Gospel Reading: Matthew 4:18-22
Commentary by: Daniel Clayton

Now Adonai said to Avram, “Get yourself out of your country, away from your kinsmen and away from your father’s house, and go to the land that I will show you. I will make of you a great nation, I will bless you, and I will make your name great; and you are to be a blessing. I will bless those who bless you, but I will curse anyone who curses you; and by you all the families of the earth will be blessed. (Genesis 12:1-3)

Before this chapter, we’ve heard a brief mention of Avram, but nothing substantial. These first verses are the first time we see any interaction between him and anyone, and there are some great things in here to note.

It’s interesting to see that the very first words God says to Avram are a command to leave his current place. He follows that with His future promises to Avram, but none of that becomes relevant or possible until he leaves his country. Before I go on, we see Yeshua doing something identical:

As Yeshua walked by Lake Kinneret, he saw two brothers who were fisherman- Shim’on, known as Kefa, and his brother Andrew- throwing their net into the lake. Yeshua said to them, “Come after me, and I will make you fishers for men!” At once they left their nets and went with him. Going on from there, he saw two other brothers- Ya’akov Ben-Zavdai and Yochanan his brother- in the boat with their father Zavdai, repairing their nets; and he called them. At once they left the boat and their father and went with Yeshua. (Matthew 4:18-22)

I’m sure this concept has been touched on many, many times, but it’s an important one: God cannot accomplish what He desires in a person until they have been separated from the world, however that looks in their individual lives. There has to be a definite, clear separation in our hearts between the tainting of the world and the path that God lays out for us. The amazing thing within that is that God doesn’t require that separation just for His own amusement or abuse of power. He requires it so that, just like Avram, He can more easily fulfill His desires for our lives.

Going back to our passages, both Avram and the disciples respond with an instant, “Yes, absolutely, we will give up everything to do what your request us to do.”
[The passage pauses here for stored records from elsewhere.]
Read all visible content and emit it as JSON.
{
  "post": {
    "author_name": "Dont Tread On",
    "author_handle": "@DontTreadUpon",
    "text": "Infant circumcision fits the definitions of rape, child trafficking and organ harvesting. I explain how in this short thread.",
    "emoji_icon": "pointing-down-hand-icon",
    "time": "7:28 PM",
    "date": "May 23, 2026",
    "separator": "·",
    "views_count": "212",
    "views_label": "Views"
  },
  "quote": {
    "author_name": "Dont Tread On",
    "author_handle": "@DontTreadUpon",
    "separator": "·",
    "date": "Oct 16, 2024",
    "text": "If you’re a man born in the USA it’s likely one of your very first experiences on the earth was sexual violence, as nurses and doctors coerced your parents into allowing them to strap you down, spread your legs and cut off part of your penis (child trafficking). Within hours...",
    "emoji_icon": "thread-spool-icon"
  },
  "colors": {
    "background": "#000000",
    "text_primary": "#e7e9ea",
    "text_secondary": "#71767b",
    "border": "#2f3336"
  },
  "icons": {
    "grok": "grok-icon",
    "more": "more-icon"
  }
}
I pray that we are people that are both eager to hear what God is asking of us, and eager to jump into it with everything we have.